I currently practice real estate and environmental law, but my passion is to help transform how consumers and companies view natural resources and commodities.
Who are you?
I am a tea snob in a land where coffee is king. I am odd and quirky, and I never shy away from a good debate about politics. I’m married to a guy who is of mixed European ancestry. When my parents disapproved of our relationship, I convinced my dad that by dating non-Taiwanese I would help the Taiwanese Independence Movement more because I could tell him and his family about the people of Taiwan.
I enjoy serving my community and church through volunteering to fight homelessness locally, to stop slavery and bonded labor everywhere, and to find clean sources of water globally.
What do you do?
I currently practice real estate and environmental law, but my passion is to help transform how consumers and companies view natural resources and commodities. It’s frustrating at times, but I tell myself that if even one person I talk to thinks twice about their consumer choices, it’s a ripple in a big pond. I’m also a huge advocate of public mass transit and using non-motorized forms of transportation. I grew up in southern California, where all you know is the automobile. After living in Germany and visiting Taiwanese several times throughout my life, and now finally settling in Portland, Oregon, I believe modern society has an infatuation with the automobile. Try biking or walking anyone?

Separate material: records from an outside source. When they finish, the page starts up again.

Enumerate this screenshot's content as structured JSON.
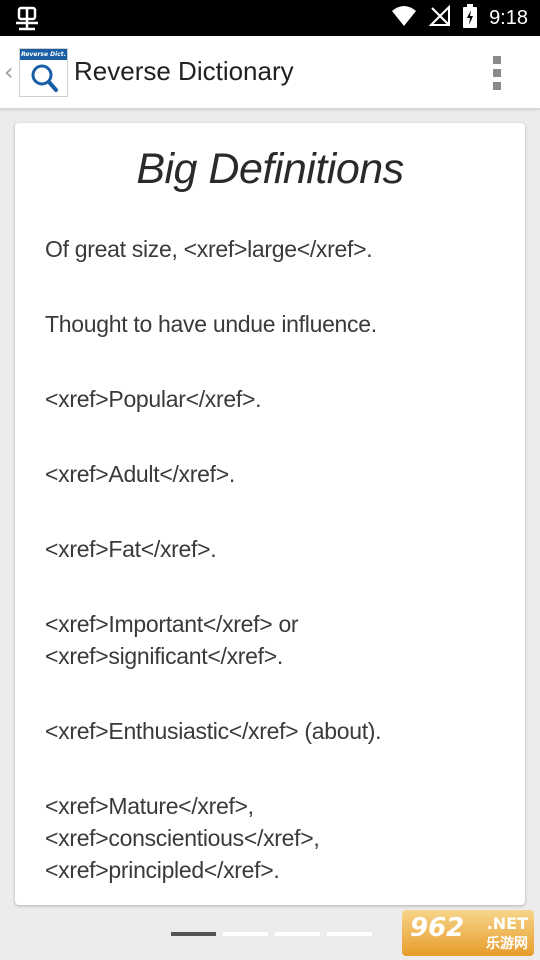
{
  "status_bar": {
    "time": "9:18",
    "icons": [
      "debug-icon",
      "wifi-icon",
      "signal-off-icon",
      "battery-charging-icon"
    ]
  },
  "app_bar": {
    "title": "Reverse Dictionary",
    "logo_text": "Reverse Dict.",
    "icons": [
      "back-chevron-icon",
      "magnifier-icon",
      "overflow-menu-icon"
    ]
  },
  "card": {
    "title": "Big Definitions",
    "definitions": [
      "Of great size, <xref>large</xref>.",
      "Thought to have undue influence.",
      "<xref>Popular</xref>.",
      "<xref>Adult</xref>.",
      "<xref>Fat</xref>.",
      "<xref>Important</xref> or <xref>significant</xref>.",
      "<xref>Enthusiastic</xref> (about).",
      "<xref>Mature</xref>, <xref>conscientious</xref>, <xref>principled</xref>."
    ]
  },
  "pager": {
    "page_count": 4,
    "current_page": 1
  },
  "watermark": {
    "number": "962",
    "suffix": ".NET",
    "cn_text": "乐游网"
  },
  "colors": {
    "accent_blue": "#1a5fa6",
    "status_bar": "#000000",
    "background": "#ececec"
  }
}
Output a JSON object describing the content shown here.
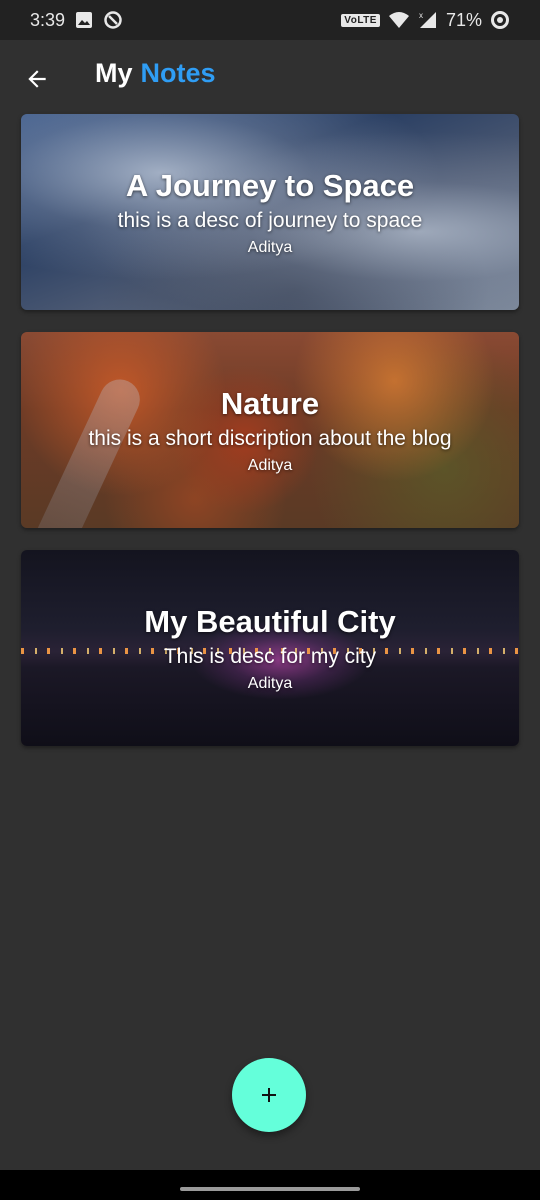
{
  "status_bar": {
    "time": "3:39",
    "volte": "VoLTE",
    "battery": "71%",
    "icons": [
      "image-icon",
      "sync-icon",
      "wifi-icon",
      "signal-icon",
      "battery-saver-icon"
    ]
  },
  "app_bar": {
    "title_part1": "My",
    "title_part2": "Notes",
    "back_icon": "arrow-back-icon"
  },
  "notes": [
    {
      "title": "A Journey to Space",
      "description": "this is a desc of journey to space",
      "author": "Aditya"
    },
    {
      "title": "Nature",
      "description": "this is a short discription about the blog",
      "author": "Aditya"
    },
    {
      "title": "My Beautiful City",
      "description": "This is desc for my city",
      "author": "Aditya"
    }
  ],
  "fab": {
    "icon": "plus-icon"
  },
  "colors": {
    "background": "#303030",
    "status_bar": "#222222",
    "accent_title": "#2f9df4",
    "fab": "#64ffda"
  }
}
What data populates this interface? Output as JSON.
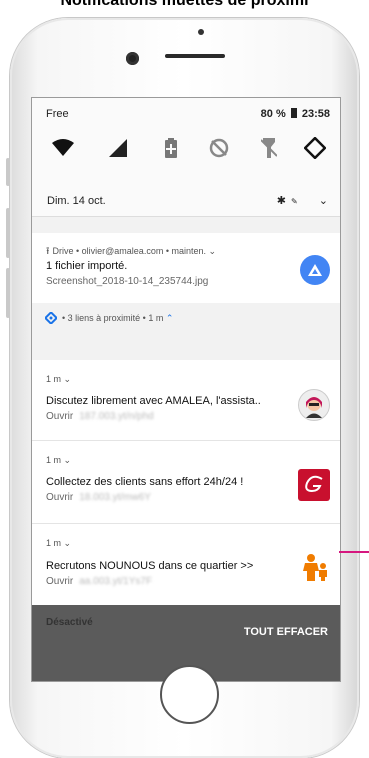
{
  "page_heading": "Notifications muettes de proximi",
  "status_bar": {
    "carrier": "Free",
    "battery_percent": "80 %",
    "time": "23:58"
  },
  "quick_settings": {
    "date": "Dim. 14 oct.",
    "icons": [
      "wifi-icon",
      "signal-icon",
      "battery-saver-icon",
      "dnd-off-icon",
      "flashlight-off-icon",
      "auto-rotate-icon"
    ]
  },
  "notifications": {
    "drive": {
      "meta": "Drive • olivier@amalea.com • mainten. ⌄",
      "title": "1 fichier importé.",
      "subtitle": "Screenshot_2018-10-14_235744.jpg"
    },
    "nearby_header": "• 3 liens à proximité • 1 m",
    "nearby_chevron": "⌃",
    "items": [
      {
        "meta": "1 m ⌄",
        "title": "Discutez librement avec AMALEA, l'assista..",
        "action": "Ouvrir",
        "blurred": "187.003.yt/n/phd"
      },
      {
        "meta": "1 m ⌄",
        "title": "Collectez des clients sans effort 24h/24 !",
        "action": "Ouvrir",
        "blurred": "18.003.yt/mw6Y"
      },
      {
        "meta": "1 m ⌄",
        "title": "Recrutons NOUNOUS dans ce quartier >>",
        "action": "Ouvrir",
        "blurred": "aa.003.yt/1Ys7F"
      }
    ]
  },
  "bottom": {
    "disabled_label": "Désactivé",
    "clear_all": "TOUT EFFACER"
  },
  "colors": {
    "drive_blue": "#4285f4",
    "nearby_blue": "#1a73e8",
    "brand_red": "#c8102e",
    "nanny_orange": "#f07c00",
    "arrow_pink": "#d6177f"
  }
}
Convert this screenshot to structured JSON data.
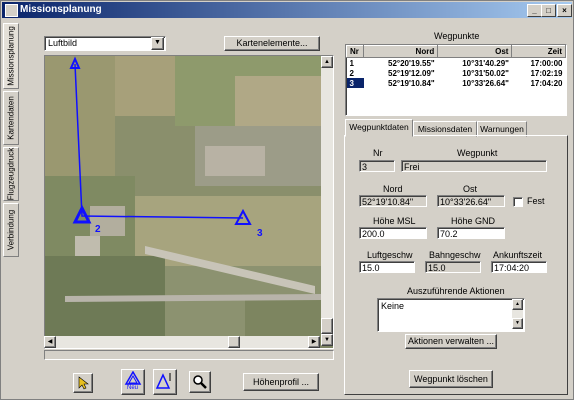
{
  "window": {
    "title": "Missionsplanung"
  },
  "side_tabs": [
    "Missionsplanung",
    "Kartendaten",
    "Flugzeugdruck",
    "Verbindung"
  ],
  "map": {
    "layer_select": "Luftbild",
    "elements_button": "Kartenelemente...",
    "waypoint_markers": [
      "1",
      "2",
      "3"
    ]
  },
  "waypoints": {
    "title": "Wegpunkte",
    "columns": [
      "Nr",
      "Nord",
      "Ost",
      "Zeit"
    ],
    "rows": [
      [
        "1",
        "52°20'19.55\"",
        "10°31'40.29\"",
        "17:00:00"
      ],
      [
        "2",
        "52°19'12.09\"",
        "10°31'50.02\"",
        "17:02:19"
      ],
      [
        "3",
        "52°19'10.84\"",
        "10°33'26.64\"",
        "17:04:20"
      ]
    ],
    "selected_row": 2
  },
  "tabs": [
    "Wegpunktdaten",
    "Missionsdaten",
    "Warnungen"
  ],
  "detail": {
    "nr_label": "Nr",
    "nr_value": "3",
    "wegpunkt_label": "Wegpunkt",
    "wegpunkt_value": "Frei",
    "nord_label": "Nord",
    "nord_value": "52°19'10.84\"",
    "ost_label": "Ost",
    "ost_value": "10°33'26.64\"",
    "fest_label": "Fest",
    "hoehe_msl_label": "Höhe MSL",
    "hoehe_msl_value": "200.0",
    "hoehe_gnd_label": "Höhe GND",
    "hoehe_gnd_value": "70.2",
    "luftgeschw_label": "Luftgeschw",
    "luftgeschw_value": "15.0",
    "bahngeschw_label": "Bahngeschw",
    "bahngeschw_value": "15.0",
    "ankunftszeit_label": "Ankunftszeit",
    "ankunftszeit_value": "17:04:20",
    "aktionen_label": "Auszuführende Aktionen",
    "aktionen_value": "Keine",
    "aktionen_button": "Aktionen verwalten ...",
    "delete_button": "Wegpunkt löschen"
  },
  "toolbar": {
    "neu_label": "Neu",
    "hoehenprofil_button": "Höhenprofil ..."
  }
}
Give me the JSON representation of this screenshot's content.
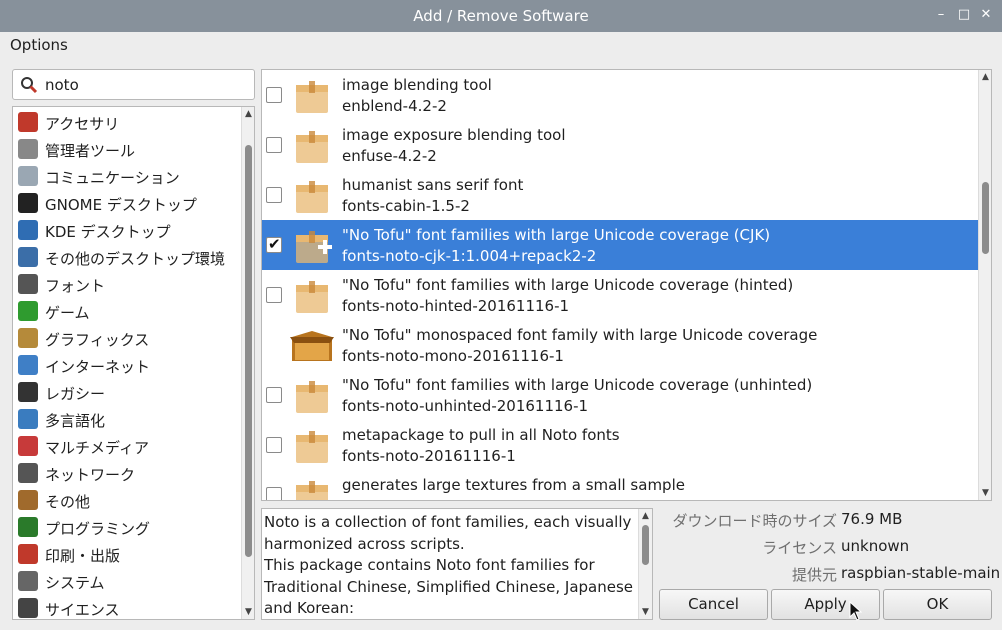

Why are you proud to be of Taiwanese heritage?
I am a second generation Taiwanese American. I am proud of my heritage because of what it means to be Taiwanese American. When we self identify as Taiwanese Americans it means that we have chosen how the world should see us, as a unique culture with diverse languages and a people striving for a true democracy unwilling to walk on the big road. I always feel an instant connection with someone else who is Taiwanese. Why? Because we have a common understanding of who we are. All I need from life are friends who understand my identity struggles, to feel my love for a small island country, and to share a plate of stinky tofu, bah-tzang, some mince meat with rice, and still have room for whatever comes next.
What does the future of Taiwanese America look like to you?
The future of Taiwanese America looks like you telling someone that you’re Taiwanese American without him or her correcting you with “Oh, you mean Chinese,” or exclaiming, “I love Thai food.” The future of Taiwanese America looks like not having to check the box “other Asian.” The future of Taiwanese America looks like the U.S. standing up to China and saying its people, the Taiwanese Americans, won’t stand for threats of violence. The future of Taiwanese America looks like me welcoming my China-born sister-in-law into our family and sharing with her the beauty of Taiwan.
Any additional information you would like to share?
Can I just say that my favorite cuisine is Taiwanese?! I have too many favorites to just name one.